EXERCISE GOAL: Copy all data exactly. Skip pictures.

-*-*-

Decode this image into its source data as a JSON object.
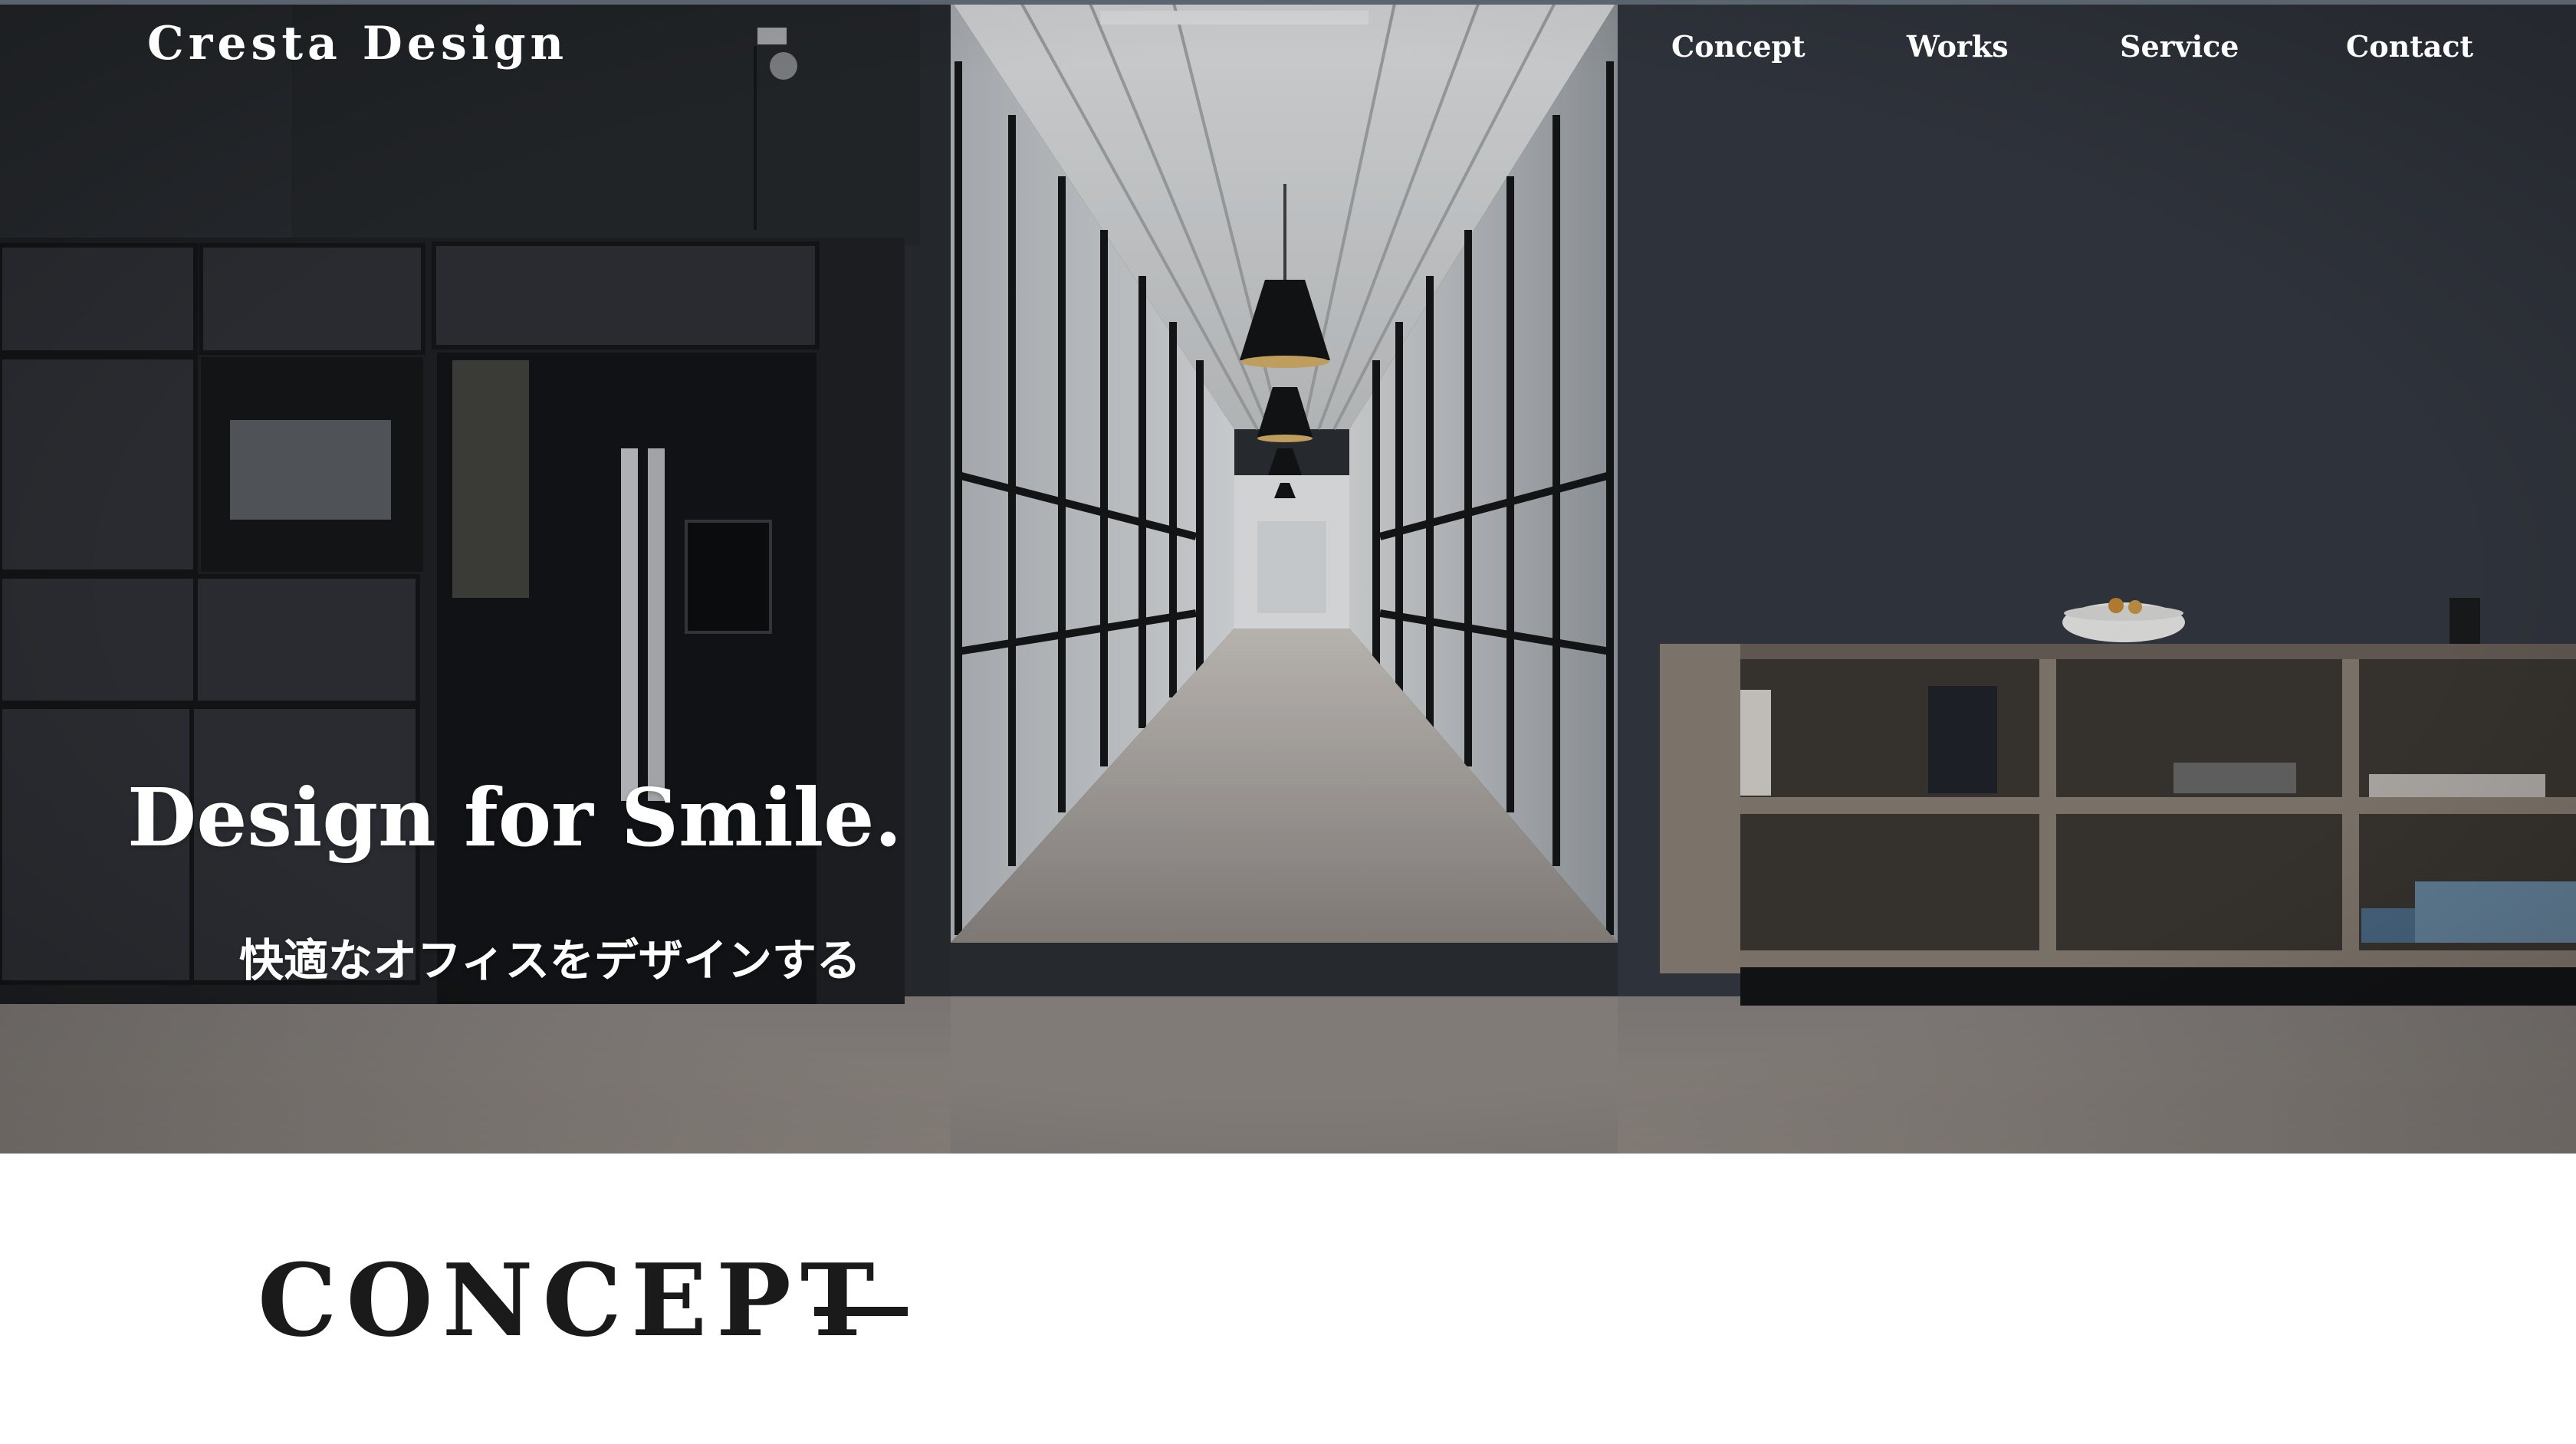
{
  "header": {
    "logo_text": "Cresta Design",
    "nav": [
      {
        "label": "Concept"
      },
      {
        "label": "Works"
      },
      {
        "label": "Service"
      },
      {
        "label": "Contact"
      }
    ]
  },
  "hero": {
    "title": "Design for Smile.",
    "subtitle": "快適なオフィスをデザインする",
    "background_image": "office-corridor-photo"
  },
  "concept": {
    "heading": "CONCEPT"
  },
  "colors": {
    "hero_text": "#ffffff",
    "heading_text": "#1a1a1a",
    "wall_dark": "#2e333a",
    "floor": "#8e8985",
    "page_background": "#ffffff"
  }
}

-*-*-

REPLY TO THE EXERCISE:
Decode this image into its source data as a JSON object.
{
  "header": {
    "logo_text": "Cresta Design",
    "nav": [
      {
        "label": "Concept"
      },
      {
        "label": "Works"
      },
      {
        "label": "Service"
      },
      {
        "label": "Contact"
      }
    ]
  },
  "hero": {
    "title": "Design for Smile.",
    "subtitle": "快適なオフィスをデザインする",
    "background_image": "office-corridor-photo"
  },
  "concept": {
    "heading": "CONCEPT"
  },
  "colors": {
    "hero_text": "#ffffff",
    "heading_text": "#1a1a1a",
    "wall_dark": "#2e333a",
    "floor": "#8e8985",
    "page_background": "#ffffff"
  }
}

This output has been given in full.